extirp

extirp

(ɛksˈtɜːp)
vb (tr)
to uproot (vegetation), to extirpate
References in periodicals archive ?
English was originally brought to Wales by incomers who, having first subdued us by military occupation, resorted to Acts of Parliament, the law courts and a viciously oppressive educational system to force their language upon us and to extirp ours.
Potamogeton pulcher (spotted pondweed), presumed to be an extirp ated species, was found by Wilhelm (1990).

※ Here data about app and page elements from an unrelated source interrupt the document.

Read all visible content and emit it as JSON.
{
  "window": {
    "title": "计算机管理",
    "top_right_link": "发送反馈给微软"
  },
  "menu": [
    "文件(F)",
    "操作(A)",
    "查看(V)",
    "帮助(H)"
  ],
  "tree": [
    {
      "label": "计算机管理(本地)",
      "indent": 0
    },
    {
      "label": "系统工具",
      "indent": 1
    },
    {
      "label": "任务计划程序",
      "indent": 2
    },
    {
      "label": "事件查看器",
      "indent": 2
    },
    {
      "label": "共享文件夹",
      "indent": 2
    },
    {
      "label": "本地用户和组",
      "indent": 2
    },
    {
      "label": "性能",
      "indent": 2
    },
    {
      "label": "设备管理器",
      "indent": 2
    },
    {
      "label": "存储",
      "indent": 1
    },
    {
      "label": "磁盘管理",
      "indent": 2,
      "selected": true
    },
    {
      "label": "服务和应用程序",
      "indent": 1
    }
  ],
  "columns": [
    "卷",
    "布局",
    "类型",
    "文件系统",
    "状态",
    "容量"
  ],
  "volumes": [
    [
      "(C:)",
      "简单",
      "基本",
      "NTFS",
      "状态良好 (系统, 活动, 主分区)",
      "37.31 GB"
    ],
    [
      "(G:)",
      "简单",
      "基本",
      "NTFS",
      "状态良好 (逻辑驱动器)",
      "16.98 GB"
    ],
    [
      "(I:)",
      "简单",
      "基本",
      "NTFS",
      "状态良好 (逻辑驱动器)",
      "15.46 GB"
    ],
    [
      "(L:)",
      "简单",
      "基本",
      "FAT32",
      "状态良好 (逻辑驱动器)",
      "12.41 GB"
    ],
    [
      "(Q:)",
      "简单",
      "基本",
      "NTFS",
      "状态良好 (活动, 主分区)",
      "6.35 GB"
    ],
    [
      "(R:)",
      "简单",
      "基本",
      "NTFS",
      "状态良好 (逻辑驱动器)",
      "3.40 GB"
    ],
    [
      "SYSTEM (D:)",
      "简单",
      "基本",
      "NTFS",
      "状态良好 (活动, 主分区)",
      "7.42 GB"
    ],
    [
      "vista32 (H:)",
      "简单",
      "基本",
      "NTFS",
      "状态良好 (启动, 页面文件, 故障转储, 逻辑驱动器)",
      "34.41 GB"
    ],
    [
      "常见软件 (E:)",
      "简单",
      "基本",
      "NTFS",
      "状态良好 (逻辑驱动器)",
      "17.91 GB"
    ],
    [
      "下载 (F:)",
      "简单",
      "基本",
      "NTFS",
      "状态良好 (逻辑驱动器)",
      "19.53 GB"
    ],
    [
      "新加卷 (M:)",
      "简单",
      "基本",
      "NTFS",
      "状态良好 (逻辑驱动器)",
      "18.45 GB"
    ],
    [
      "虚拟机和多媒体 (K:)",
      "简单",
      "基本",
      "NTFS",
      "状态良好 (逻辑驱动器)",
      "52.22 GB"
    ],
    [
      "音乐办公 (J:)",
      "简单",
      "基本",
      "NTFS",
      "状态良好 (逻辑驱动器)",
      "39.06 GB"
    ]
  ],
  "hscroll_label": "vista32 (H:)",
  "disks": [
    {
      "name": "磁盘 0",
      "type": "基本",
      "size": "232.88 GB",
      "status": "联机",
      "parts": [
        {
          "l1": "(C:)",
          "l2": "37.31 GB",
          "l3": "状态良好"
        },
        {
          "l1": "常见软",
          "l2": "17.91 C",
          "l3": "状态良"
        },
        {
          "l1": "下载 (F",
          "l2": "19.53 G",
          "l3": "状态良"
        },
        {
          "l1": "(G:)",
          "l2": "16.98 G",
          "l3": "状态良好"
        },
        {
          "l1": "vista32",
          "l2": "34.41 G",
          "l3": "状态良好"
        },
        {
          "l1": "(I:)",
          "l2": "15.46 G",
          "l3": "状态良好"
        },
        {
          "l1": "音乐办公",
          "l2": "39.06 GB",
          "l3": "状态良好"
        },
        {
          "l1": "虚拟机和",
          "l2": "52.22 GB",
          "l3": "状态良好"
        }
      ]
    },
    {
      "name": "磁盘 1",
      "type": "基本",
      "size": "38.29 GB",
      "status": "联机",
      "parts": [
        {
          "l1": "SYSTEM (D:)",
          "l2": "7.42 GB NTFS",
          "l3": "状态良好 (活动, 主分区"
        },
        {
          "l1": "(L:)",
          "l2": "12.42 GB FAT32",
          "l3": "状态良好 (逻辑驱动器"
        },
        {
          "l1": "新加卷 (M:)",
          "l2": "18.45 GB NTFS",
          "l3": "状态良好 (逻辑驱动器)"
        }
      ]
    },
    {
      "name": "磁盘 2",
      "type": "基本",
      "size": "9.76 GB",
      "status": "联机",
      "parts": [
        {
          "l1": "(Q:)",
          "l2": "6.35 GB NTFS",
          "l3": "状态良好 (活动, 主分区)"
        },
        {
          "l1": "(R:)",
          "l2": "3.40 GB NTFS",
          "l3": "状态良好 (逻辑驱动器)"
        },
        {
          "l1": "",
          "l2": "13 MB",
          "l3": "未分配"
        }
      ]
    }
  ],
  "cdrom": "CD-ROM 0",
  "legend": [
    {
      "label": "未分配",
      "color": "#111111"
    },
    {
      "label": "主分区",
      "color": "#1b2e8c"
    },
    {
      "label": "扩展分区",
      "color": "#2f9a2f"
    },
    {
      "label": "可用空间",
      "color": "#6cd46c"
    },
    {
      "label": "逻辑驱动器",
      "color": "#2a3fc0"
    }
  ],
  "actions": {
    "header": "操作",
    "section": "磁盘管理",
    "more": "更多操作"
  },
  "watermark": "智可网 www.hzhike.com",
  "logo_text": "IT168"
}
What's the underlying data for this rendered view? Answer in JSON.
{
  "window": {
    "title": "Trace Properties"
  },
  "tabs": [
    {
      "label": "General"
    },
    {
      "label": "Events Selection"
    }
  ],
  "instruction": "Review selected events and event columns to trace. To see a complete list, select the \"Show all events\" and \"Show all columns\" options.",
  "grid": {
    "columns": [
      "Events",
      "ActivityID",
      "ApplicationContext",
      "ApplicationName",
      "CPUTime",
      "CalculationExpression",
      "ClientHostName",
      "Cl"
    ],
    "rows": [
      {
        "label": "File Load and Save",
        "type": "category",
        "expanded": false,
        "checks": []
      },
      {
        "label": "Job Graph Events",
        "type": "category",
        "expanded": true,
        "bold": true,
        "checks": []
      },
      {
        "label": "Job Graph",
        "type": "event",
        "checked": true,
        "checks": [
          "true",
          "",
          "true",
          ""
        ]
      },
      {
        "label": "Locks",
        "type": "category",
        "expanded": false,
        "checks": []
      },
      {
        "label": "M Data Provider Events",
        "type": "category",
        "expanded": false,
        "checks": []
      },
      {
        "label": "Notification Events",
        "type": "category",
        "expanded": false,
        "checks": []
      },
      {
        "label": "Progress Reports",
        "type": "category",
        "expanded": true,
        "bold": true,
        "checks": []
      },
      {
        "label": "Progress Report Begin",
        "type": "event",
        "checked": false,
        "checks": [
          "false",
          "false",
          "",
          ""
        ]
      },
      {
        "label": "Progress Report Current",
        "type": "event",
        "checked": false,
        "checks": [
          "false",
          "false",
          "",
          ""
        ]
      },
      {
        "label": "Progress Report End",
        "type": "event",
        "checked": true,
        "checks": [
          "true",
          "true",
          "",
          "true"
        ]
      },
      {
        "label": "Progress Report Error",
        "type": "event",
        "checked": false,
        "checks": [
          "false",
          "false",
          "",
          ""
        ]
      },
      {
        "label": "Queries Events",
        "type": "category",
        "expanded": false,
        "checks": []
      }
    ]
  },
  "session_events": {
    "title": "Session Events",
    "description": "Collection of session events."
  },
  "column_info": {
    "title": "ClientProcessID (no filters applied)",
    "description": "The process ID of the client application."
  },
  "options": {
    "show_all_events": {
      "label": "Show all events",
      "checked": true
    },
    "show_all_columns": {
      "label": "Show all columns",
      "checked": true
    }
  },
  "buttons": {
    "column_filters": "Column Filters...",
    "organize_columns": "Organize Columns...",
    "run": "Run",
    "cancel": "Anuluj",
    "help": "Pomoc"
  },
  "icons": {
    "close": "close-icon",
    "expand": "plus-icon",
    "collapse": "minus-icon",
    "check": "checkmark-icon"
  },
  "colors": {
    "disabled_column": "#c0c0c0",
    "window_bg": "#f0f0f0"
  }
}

In the midst of these invasions was an all-out assault on British learning and record-keeping: "the sacrilegious wrack / Of many a noble Booke, as impious hands should sack / The Center, to extirp all knowledge, and exile / All brave and ancient things, for ever from this Ile" (337-40).
Of lechery Lucio maintains that "it is impossible to extirp it quite, friar, till eating and drinking be put down" (102-3).